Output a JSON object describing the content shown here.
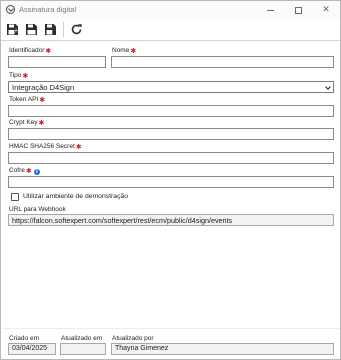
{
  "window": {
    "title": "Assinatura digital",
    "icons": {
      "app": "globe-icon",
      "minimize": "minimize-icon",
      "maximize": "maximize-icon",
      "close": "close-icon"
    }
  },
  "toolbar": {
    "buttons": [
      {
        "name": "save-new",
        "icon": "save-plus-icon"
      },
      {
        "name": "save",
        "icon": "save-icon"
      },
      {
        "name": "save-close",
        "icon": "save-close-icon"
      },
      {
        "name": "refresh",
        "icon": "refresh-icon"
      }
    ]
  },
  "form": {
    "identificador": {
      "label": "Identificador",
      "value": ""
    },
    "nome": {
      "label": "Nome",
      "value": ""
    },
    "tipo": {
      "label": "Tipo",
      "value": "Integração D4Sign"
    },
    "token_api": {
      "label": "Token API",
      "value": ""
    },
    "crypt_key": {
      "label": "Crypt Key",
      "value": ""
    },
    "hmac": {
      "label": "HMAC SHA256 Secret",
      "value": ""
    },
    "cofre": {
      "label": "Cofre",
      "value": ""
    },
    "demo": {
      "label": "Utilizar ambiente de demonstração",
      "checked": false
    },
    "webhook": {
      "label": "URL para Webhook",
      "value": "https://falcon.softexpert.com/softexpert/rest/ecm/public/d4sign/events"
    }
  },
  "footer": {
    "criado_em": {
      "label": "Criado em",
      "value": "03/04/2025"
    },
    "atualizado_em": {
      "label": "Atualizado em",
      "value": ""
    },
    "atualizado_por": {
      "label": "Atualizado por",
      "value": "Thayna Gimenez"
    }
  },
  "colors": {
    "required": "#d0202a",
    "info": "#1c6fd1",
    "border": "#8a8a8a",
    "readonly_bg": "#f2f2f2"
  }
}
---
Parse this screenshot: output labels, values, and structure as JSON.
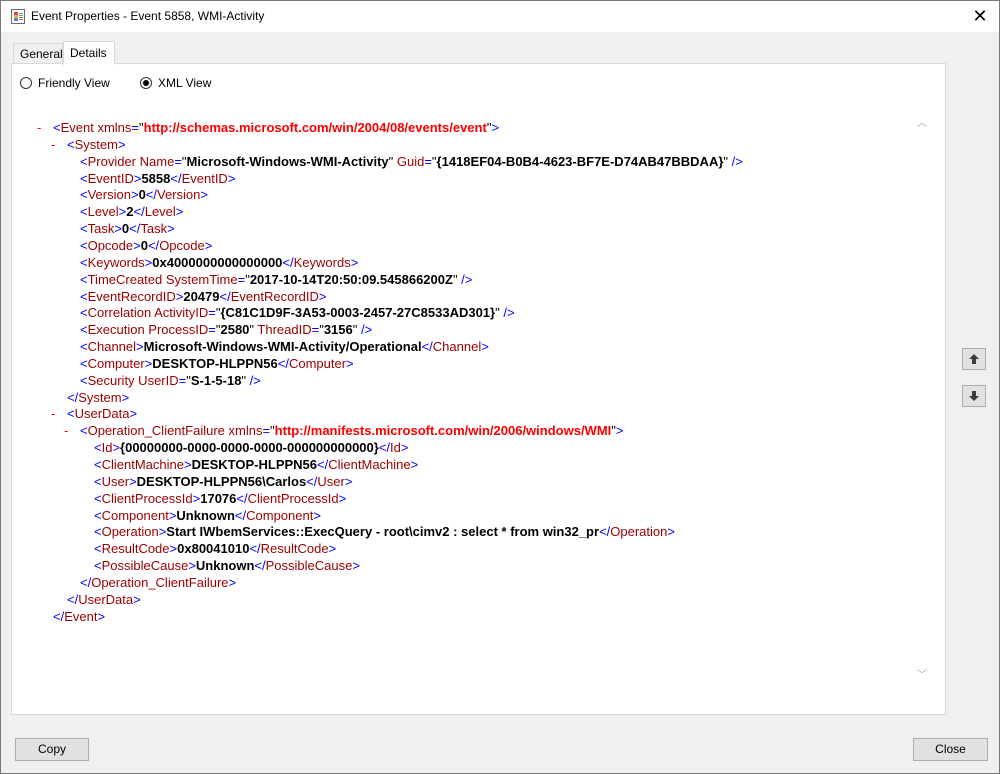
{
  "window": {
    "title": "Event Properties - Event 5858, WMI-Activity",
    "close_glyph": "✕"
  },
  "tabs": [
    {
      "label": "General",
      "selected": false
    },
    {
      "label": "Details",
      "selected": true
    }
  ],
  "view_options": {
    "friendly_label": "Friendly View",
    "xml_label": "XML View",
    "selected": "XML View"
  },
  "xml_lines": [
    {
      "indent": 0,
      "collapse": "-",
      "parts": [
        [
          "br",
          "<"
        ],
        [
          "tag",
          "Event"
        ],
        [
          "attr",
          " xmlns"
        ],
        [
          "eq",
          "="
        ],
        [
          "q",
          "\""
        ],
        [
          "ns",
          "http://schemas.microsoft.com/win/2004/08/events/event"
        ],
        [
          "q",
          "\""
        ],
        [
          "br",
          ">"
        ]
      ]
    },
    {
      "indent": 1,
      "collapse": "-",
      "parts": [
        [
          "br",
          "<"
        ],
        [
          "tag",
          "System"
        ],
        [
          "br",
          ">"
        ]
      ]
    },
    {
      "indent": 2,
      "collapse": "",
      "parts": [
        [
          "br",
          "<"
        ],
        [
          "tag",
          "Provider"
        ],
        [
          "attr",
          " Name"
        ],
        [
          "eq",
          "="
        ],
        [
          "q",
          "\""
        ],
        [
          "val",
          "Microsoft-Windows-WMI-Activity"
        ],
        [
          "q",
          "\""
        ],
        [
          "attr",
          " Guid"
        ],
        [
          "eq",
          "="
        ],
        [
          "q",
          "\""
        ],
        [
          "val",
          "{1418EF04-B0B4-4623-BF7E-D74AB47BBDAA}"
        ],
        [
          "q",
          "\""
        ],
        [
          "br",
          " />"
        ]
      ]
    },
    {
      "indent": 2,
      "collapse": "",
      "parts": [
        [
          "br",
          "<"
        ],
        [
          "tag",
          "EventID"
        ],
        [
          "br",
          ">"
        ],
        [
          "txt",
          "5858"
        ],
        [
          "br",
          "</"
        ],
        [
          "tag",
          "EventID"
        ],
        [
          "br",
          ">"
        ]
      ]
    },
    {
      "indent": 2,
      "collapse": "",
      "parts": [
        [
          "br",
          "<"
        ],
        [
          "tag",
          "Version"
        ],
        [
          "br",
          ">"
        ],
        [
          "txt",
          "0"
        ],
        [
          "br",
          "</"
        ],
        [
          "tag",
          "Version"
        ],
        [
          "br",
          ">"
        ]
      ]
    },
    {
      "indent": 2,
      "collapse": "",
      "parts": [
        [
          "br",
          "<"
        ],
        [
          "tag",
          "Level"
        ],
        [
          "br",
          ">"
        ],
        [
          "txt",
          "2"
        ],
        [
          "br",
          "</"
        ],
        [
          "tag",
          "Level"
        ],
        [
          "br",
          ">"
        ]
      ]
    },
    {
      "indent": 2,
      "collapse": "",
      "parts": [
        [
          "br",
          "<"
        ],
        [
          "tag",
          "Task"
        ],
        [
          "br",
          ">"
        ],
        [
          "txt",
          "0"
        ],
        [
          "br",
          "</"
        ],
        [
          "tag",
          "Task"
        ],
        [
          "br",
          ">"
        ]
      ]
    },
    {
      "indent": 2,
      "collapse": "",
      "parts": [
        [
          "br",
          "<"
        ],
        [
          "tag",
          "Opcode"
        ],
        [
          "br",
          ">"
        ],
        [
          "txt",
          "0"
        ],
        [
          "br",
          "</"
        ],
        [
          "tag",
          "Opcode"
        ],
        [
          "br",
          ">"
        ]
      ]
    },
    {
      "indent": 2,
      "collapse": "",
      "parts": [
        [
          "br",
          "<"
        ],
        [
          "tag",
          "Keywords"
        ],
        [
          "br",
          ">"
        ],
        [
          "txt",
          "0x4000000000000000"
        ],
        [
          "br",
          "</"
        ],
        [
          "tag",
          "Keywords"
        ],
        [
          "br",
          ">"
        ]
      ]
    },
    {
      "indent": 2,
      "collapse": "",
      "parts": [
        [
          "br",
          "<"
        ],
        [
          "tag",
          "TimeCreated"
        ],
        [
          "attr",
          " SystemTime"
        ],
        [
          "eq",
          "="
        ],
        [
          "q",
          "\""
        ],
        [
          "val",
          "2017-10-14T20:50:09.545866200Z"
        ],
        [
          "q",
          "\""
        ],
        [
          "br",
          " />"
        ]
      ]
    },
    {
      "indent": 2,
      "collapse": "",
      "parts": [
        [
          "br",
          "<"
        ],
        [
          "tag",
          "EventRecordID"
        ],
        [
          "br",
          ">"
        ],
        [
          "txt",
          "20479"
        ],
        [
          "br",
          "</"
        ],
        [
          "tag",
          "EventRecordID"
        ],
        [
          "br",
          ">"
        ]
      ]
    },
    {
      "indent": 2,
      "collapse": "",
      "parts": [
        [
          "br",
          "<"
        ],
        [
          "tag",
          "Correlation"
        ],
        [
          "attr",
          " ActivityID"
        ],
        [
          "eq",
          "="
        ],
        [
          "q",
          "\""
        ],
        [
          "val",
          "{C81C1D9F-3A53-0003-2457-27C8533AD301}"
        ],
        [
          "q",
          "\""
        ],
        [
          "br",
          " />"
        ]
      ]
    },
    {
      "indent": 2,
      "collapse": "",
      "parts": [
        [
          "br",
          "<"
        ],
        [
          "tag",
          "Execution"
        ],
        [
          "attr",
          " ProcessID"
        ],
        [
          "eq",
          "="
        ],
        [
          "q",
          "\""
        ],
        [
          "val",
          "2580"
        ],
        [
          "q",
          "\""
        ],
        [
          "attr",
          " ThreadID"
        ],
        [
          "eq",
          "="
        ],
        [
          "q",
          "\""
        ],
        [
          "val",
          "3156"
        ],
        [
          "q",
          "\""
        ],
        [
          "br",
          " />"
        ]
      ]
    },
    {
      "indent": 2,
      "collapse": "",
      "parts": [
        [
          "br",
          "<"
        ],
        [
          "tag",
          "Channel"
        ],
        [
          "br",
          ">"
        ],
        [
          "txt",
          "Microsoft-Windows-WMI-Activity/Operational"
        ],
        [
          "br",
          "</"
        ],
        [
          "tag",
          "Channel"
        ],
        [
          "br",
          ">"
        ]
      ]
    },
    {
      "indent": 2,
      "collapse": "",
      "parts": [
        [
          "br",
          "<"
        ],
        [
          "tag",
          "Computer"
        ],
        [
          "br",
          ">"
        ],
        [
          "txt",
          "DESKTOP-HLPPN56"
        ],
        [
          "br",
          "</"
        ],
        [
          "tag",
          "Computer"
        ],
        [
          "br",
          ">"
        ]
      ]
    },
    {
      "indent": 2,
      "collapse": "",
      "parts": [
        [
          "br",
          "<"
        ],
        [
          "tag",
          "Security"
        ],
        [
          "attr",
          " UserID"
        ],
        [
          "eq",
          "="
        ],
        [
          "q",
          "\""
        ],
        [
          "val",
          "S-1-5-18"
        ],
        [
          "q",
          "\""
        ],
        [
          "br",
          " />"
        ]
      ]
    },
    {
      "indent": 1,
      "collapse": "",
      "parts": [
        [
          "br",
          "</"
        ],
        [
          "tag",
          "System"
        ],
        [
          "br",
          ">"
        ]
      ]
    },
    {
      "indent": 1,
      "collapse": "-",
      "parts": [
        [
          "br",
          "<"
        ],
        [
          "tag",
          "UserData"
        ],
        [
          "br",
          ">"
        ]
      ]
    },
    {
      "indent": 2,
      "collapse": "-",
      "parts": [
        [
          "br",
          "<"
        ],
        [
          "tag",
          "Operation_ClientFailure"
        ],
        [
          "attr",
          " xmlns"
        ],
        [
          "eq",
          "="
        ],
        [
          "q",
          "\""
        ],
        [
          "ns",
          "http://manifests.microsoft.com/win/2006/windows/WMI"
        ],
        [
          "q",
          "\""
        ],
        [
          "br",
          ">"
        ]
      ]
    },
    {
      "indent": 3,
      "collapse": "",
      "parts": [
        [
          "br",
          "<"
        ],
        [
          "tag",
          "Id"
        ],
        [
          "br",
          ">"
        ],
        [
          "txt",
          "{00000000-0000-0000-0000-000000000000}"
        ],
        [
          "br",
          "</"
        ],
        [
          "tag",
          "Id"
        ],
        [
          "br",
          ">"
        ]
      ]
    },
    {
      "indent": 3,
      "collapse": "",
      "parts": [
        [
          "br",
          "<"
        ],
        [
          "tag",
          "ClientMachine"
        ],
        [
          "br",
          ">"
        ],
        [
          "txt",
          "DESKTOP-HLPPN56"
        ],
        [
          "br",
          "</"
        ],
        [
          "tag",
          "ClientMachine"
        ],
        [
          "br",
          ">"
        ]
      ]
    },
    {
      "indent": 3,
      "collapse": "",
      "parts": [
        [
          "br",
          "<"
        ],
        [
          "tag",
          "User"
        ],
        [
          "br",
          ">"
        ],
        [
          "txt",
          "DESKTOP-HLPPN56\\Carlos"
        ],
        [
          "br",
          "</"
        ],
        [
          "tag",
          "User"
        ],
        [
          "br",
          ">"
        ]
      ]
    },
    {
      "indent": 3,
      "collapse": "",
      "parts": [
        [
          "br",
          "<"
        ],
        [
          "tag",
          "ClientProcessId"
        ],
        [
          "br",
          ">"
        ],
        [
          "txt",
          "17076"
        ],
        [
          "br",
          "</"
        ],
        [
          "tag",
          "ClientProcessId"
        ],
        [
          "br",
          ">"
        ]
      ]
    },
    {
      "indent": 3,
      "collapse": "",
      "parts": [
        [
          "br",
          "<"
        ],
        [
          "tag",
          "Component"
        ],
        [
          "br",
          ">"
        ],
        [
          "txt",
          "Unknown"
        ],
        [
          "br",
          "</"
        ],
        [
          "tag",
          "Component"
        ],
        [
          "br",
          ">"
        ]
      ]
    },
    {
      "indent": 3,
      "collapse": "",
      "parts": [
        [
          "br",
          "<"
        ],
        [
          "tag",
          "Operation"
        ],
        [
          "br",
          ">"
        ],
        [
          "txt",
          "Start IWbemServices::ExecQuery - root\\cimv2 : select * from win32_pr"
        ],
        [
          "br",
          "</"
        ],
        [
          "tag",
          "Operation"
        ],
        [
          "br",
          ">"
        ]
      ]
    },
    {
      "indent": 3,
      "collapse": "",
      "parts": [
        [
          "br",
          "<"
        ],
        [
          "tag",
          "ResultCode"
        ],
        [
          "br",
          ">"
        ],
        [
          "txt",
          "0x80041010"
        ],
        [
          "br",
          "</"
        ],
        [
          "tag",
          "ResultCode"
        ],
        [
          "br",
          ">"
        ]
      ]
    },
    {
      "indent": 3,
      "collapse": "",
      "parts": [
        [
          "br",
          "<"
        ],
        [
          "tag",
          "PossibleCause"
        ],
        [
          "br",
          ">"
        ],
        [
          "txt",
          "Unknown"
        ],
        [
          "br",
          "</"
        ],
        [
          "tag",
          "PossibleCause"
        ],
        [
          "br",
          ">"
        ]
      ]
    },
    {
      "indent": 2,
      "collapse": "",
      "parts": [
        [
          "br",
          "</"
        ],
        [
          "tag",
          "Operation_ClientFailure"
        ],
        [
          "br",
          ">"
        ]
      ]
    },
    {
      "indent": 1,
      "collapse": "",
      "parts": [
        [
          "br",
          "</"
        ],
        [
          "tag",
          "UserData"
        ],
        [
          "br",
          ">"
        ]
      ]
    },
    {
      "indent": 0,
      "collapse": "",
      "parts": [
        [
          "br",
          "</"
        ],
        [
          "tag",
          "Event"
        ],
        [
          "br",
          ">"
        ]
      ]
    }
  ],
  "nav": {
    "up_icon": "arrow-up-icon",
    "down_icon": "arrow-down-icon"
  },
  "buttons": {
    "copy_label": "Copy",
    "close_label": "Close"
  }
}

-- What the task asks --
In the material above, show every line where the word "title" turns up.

-- Task output --
    "title": "Assinatura digital",
    "title": "Event Properties - Event 5858, WMI-Activity",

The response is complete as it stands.